While Workforce MVPs always seek to drive process improvement – and ultimately performance – they also learn to effectively operate in the system, despite its flaws.
More importantly, they make it a point to teach those newer to the organization the ins and outs of the organizational and decision-making hierarchy. They expedite the learning curve for new hires, making tenure less of a correlating factor of performance.
As soon as James decided to re-join his hometown Cleveland Cavaliers — a team and city he knew very well — he got on the phone to share what he knew with Minnesota Timberwolves forward Kevin Love, a player rumored to be interested in joining LeBron in Cleveland. According to Love, James shared what he knew about new and existing talent on the roster, the management team and the city of Cleveland.

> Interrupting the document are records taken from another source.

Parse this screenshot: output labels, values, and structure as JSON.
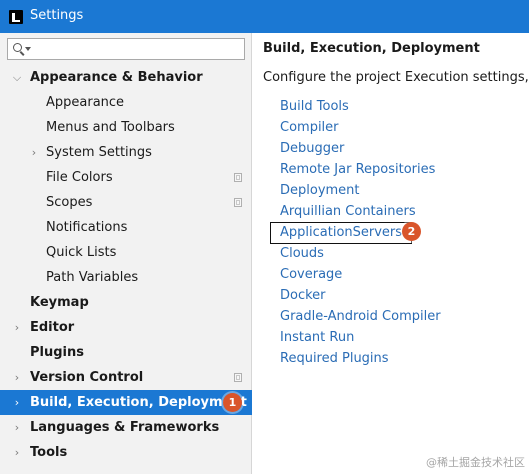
{
  "window": {
    "title": "Settings",
    "icon": "intellij-app-icon"
  },
  "search": {
    "value": "",
    "placeholder": ""
  },
  "sidebar": {
    "items": [
      {
        "label": "Appearance & Behavior",
        "bold": true,
        "chevron": "expanded"
      },
      {
        "label": "Appearance"
      },
      {
        "label": "Menus and Toolbars"
      },
      {
        "label": "System Settings",
        "chevron": "collapsed"
      },
      {
        "label": "File Colors",
        "project_icon": true
      },
      {
        "label": "Scopes",
        "project_icon": true
      },
      {
        "label": "Notifications"
      },
      {
        "label": "Quick Lists"
      },
      {
        "label": "Path Variables"
      },
      {
        "label": "Keymap",
        "bold": true
      },
      {
        "label": "Editor",
        "bold": true,
        "chevron": "collapsed"
      },
      {
        "label": "Plugins",
        "bold": true
      },
      {
        "label": "Version Control",
        "bold": true,
        "chevron": "collapsed",
        "project_icon": true
      },
      {
        "label": "Build, Execution, Deployment",
        "bold": true,
        "chevron": "collapsed",
        "selected": true,
        "step_badge": "1"
      },
      {
        "label": "Languages & Frameworks",
        "bold": true,
        "chevron": "collapsed"
      },
      {
        "label": "Tools",
        "bold": true,
        "chevron": "collapsed"
      }
    ]
  },
  "main": {
    "heading": "Build, Execution, Deployment",
    "description": "Configure the project Execution settings, set u",
    "links": [
      {
        "label": "Build Tools"
      },
      {
        "label": "Compiler"
      },
      {
        "label": "Debugger"
      },
      {
        "label": "Remote Jar Repositories"
      },
      {
        "label": "Deployment"
      },
      {
        "label": "Arquillian Containers"
      },
      {
        "label": "ApplicationServers",
        "highlighted": true,
        "step_badge": "2"
      },
      {
        "label": "Clouds"
      },
      {
        "label": "Coverage"
      },
      {
        "label": "Docker"
      },
      {
        "label": "Gradle-Android Compiler"
      },
      {
        "label": "Instant Run"
      },
      {
        "label": "Required Plugins"
      }
    ]
  },
  "watermark": "@稀土掘金技术社区",
  "colors": {
    "accent": "#1b78d3",
    "link": "#2a6cb5",
    "badge": "#d9552b",
    "sidebar_bg": "#f2f2f2"
  }
}
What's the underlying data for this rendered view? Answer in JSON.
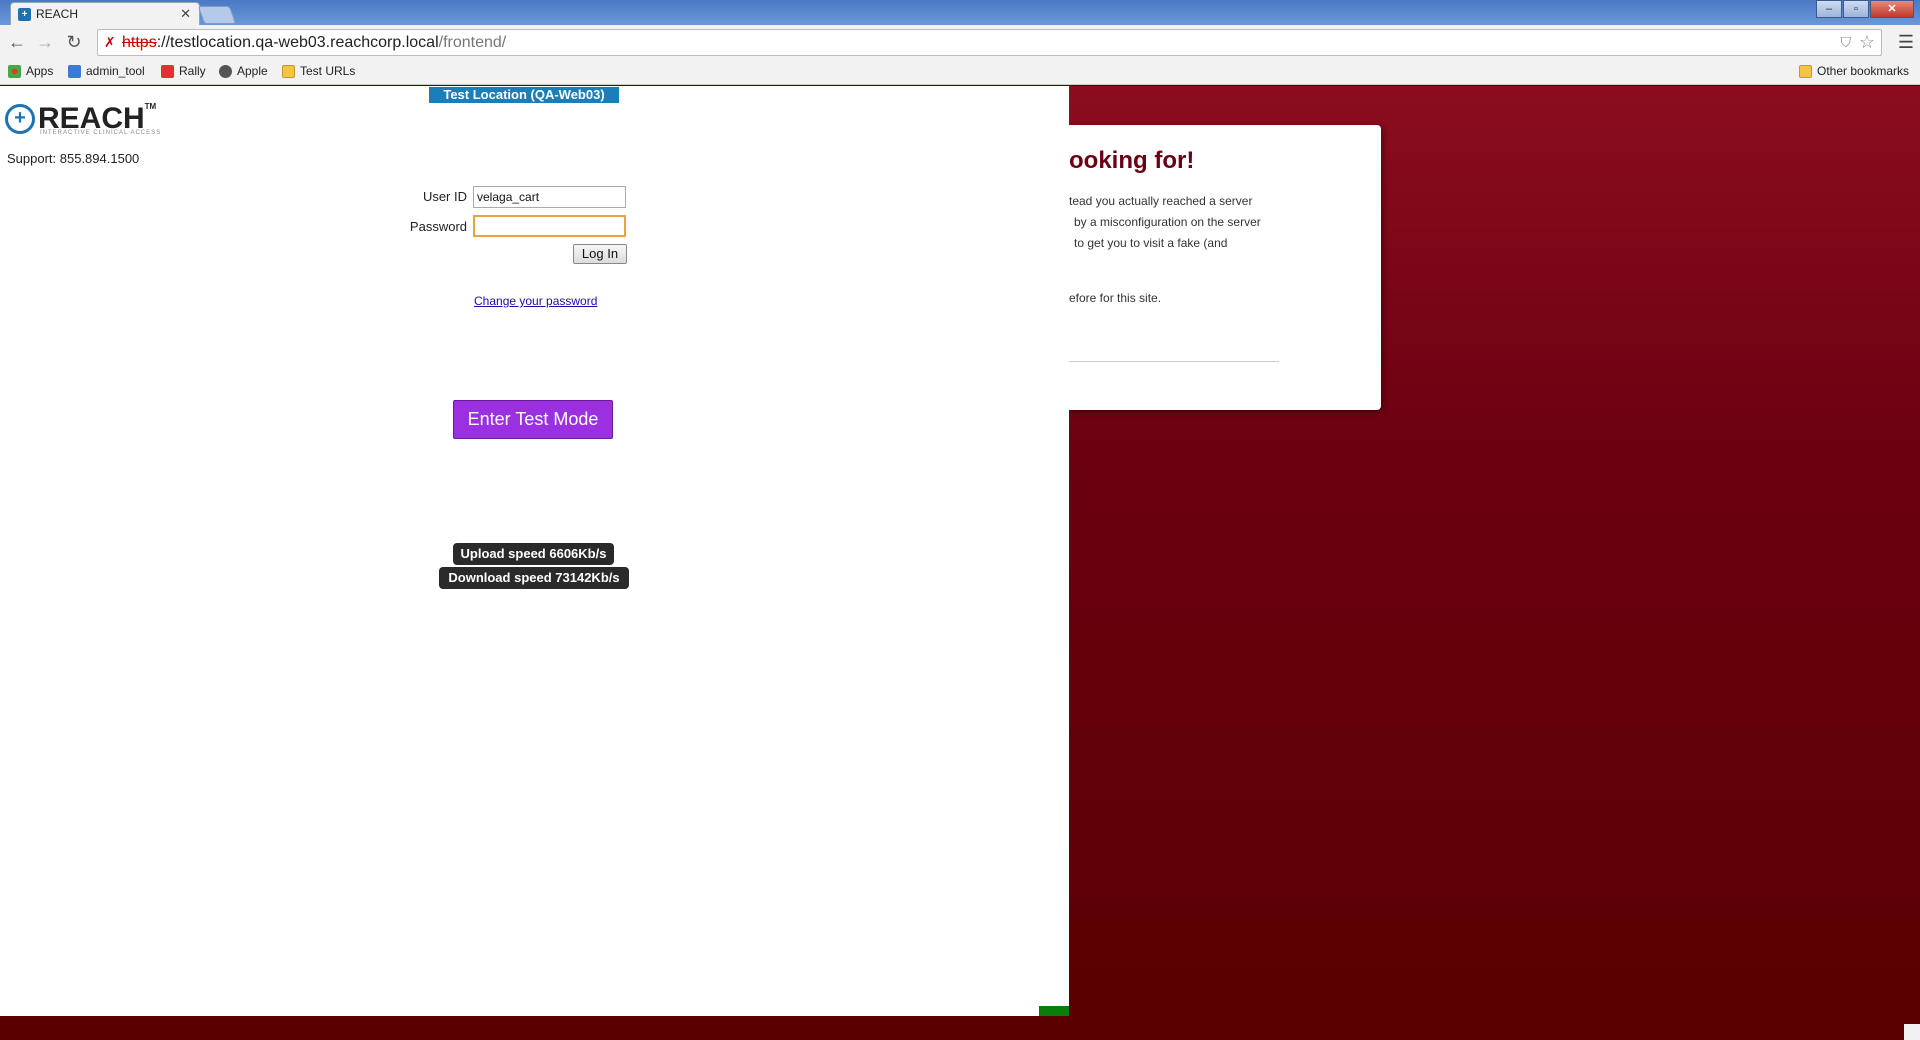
{
  "browser": {
    "tab_title": "REACH",
    "tab_favicon": "+",
    "tab_close": "✕",
    "url_scheme": "https",
    "url_host": "://testlocation.qa-web03.reachcorp.local",
    "url_path": "/frontend/",
    "bookmarks": [
      {
        "label": "Apps",
        "icon": "apps-icon"
      },
      {
        "label": "admin_tool",
        "icon": "admin-tool-icon"
      },
      {
        "label": "Rally",
        "icon": "rally-icon"
      },
      {
        "label": "Apple",
        "icon": "apple-icon"
      },
      {
        "label": "Test URLs",
        "icon": "folder-icon"
      }
    ],
    "other_bookmarks": "Other bookmarks"
  },
  "page": {
    "env_banner": "Test Location (QA-Web03)",
    "logo_text": "REACH",
    "logo_tm": "TM",
    "logo_sub": "INTERACTIVE CLINICAL ACCESS",
    "support": "Support: 855.894.1500",
    "user_id_label": "User ID",
    "user_id_value": "velaga_cart",
    "password_label": "Password",
    "password_value": "",
    "login_button": "Log In",
    "change_password": "Change your password",
    "test_mode_button": "Enter Test Mode",
    "upload_speed": "Upload speed 6606Kb/s",
    "download_speed": "Download speed 73142Kb/s"
  },
  "error_page": {
    "heading": "ooking for!",
    "lines": [
      "tead you actually reached a server",
      "by a misconfiguration on the server",
      "to get you to visit a fake (and",
      "efore for this site."
    ]
  },
  "colors": {
    "brand": "#1b73b5",
    "test_mode": "#9b30e0",
    "error_bg": "#6b0010"
  }
}
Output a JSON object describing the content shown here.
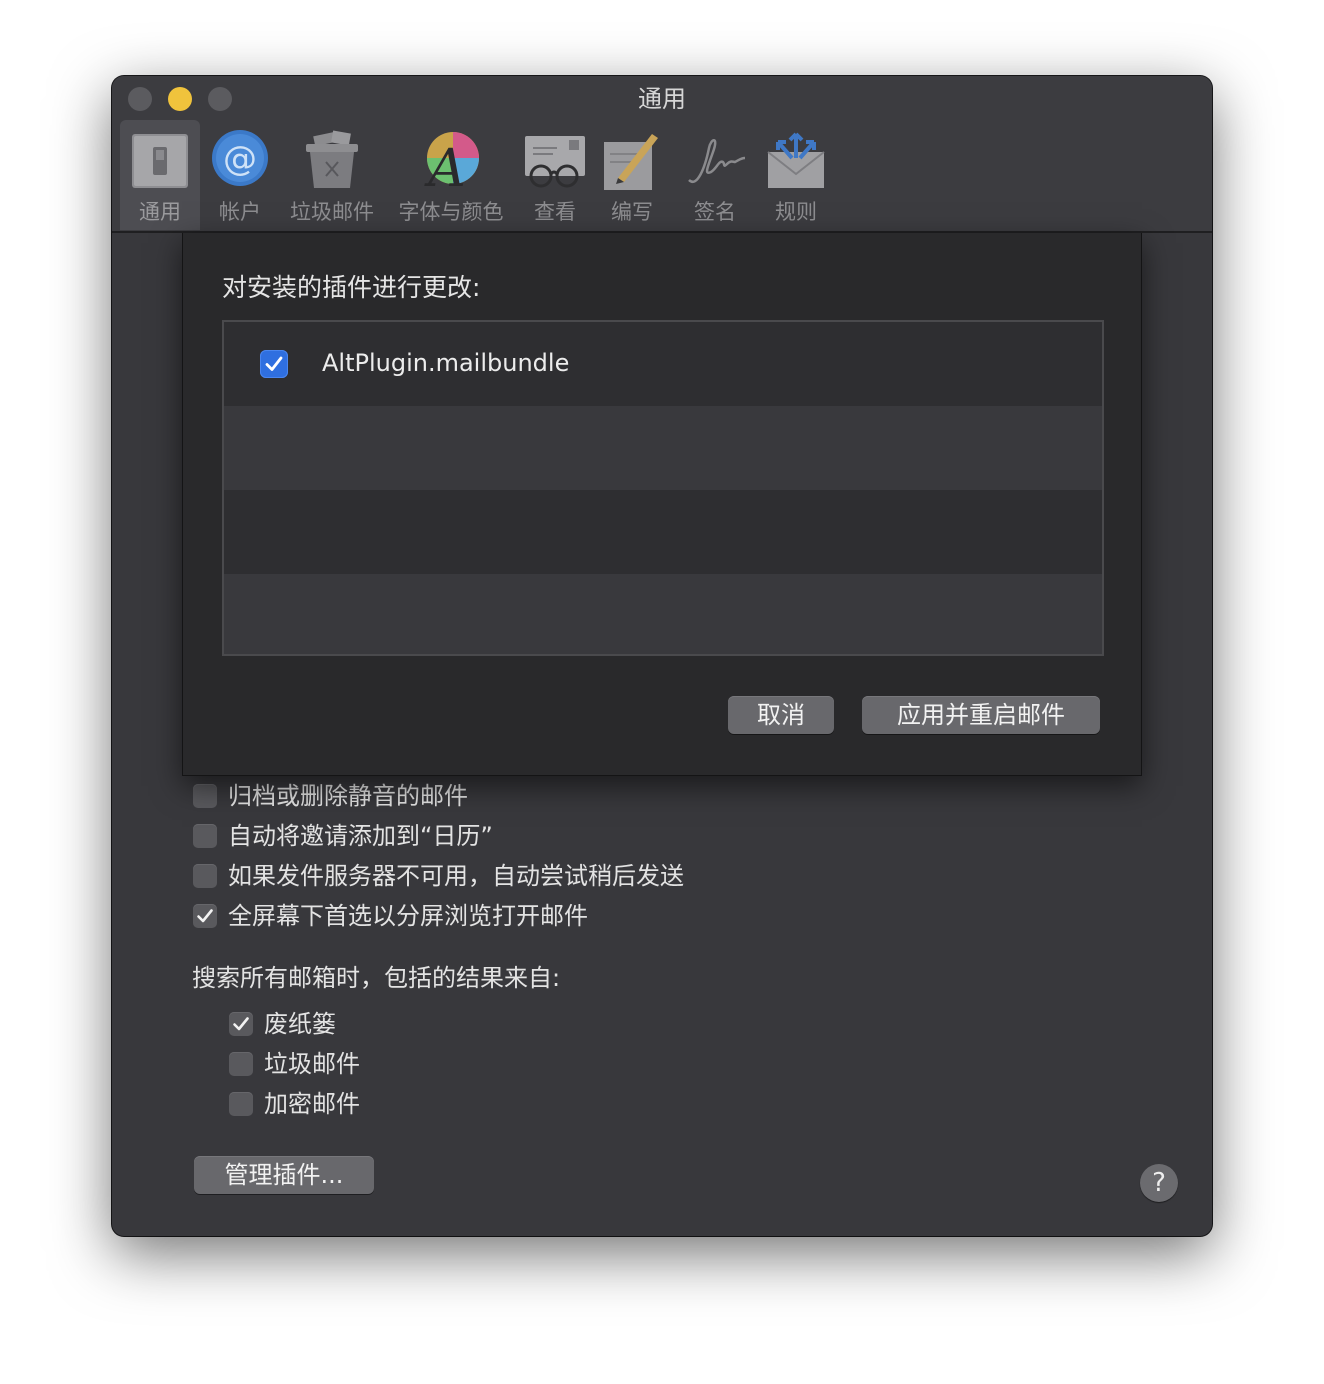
{
  "window": {
    "title": "通用"
  },
  "toolbar": {
    "tabs": [
      {
        "label": "通用",
        "icon": "general-switch-icon",
        "active": true
      },
      {
        "label": "帐户",
        "icon": "accounts-at-icon",
        "active": false
      },
      {
        "label": "垃圾邮件",
        "icon": "junk-bin-icon",
        "active": false
      },
      {
        "label": "字体与颜色",
        "icon": "fonts-colors-icon",
        "active": false
      },
      {
        "label": "查看",
        "icon": "viewing-glasses-icon",
        "active": false
      },
      {
        "label": "编写",
        "icon": "composing-pencil-icon",
        "active": false
      },
      {
        "label": "签名",
        "icon": "signature-icon",
        "active": false
      },
      {
        "label": "规则",
        "icon": "rules-envelope-icon",
        "active": false
      }
    ]
  },
  "sheet": {
    "title": "对安装的插件进行更改:",
    "plugins": [
      {
        "name": "AltPlugin.mailbundle",
        "checked": true
      }
    ],
    "cancel_label": "取消",
    "apply_label": "应用并重启邮件"
  },
  "general": {
    "options": [
      {
        "label": "归档或删除静音的邮件",
        "checked": false
      },
      {
        "label": "自动将邀请添加到“日历”",
        "checked": false
      },
      {
        "label": "如果发件服务器不可用，自动尝试稍后发送",
        "checked": false
      },
      {
        "label": "全屏幕下首选以分屏浏览打开邮件",
        "checked": true
      }
    ],
    "search_label": "搜索所有邮箱时，包括的结果来自:",
    "search_options": [
      {
        "label": "废纸篓",
        "checked": true
      },
      {
        "label": "垃圾邮件",
        "checked": false
      },
      {
        "label": "加密邮件",
        "checked": false
      }
    ],
    "manage_plugins_label": "管理插件...",
    "help_label": "?"
  },
  "colors": {
    "accent": "#2f6fe0",
    "window_bg": "#38383c",
    "sheet_bg": "#29292b",
    "minimize_light": "#f0c33c"
  }
}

“That [call] had a lot to do with my decision…” said Love after deciding to join LeBron and the Cavaliers.
Every organization has its unique way of doing business. Workforce MVPs work to ensure everyone on their team understands how things get done and ensure their teammates have the right info and resources to be successful in their role.
4. Focus on getting better, not getting ahead
Workforce MVPs can come from any part of an organization. Yet despite the differences in their roles and responsibilities, they all share a mindset of continuous improvement.
Again, LeBron James is a useful role model here. In 2011, after losing the NBA Finals as a member of the Miami Heat, James decided to re-invest in his professional development. He recruited NBA legend Hakeem Olajuwon – arguably the best forward ever – to train him. James flew to Olajuwon’s home in Texas and trained with the master for a week.
“I wanted to get better,” said James. “I wanted to improve and I sought out someone who I thought was one of the greatest low-post players to ever play this game.”
Hard to imagine that a guy like James – already one of the best in the league – would need to get better. But that’s what MVPs do: Constantly seek improvement.
This focus on getting better may come easy earlier in your career when there’s so much to learn. But the continued focus on skill building is what differentiates true MVPs from their peers.
What part of your game needs the most work today? Who is your Hakeem? Who is the person you aspire to emulate and can learn from?
LeBron James is a once-in-a-generation talent, no question about it. But his impact and value, maps back to more than just natural athleticism.
While we may never be able to shoot, pass and jump like LeBron, we can still become MVPs in our careers by modeling the efficiency of his game.
Ben Sands writes at Regret Free Life where he helps the smart men and women make great decisions about their careers, money and relationships. For more useful ideas join his free newsletter.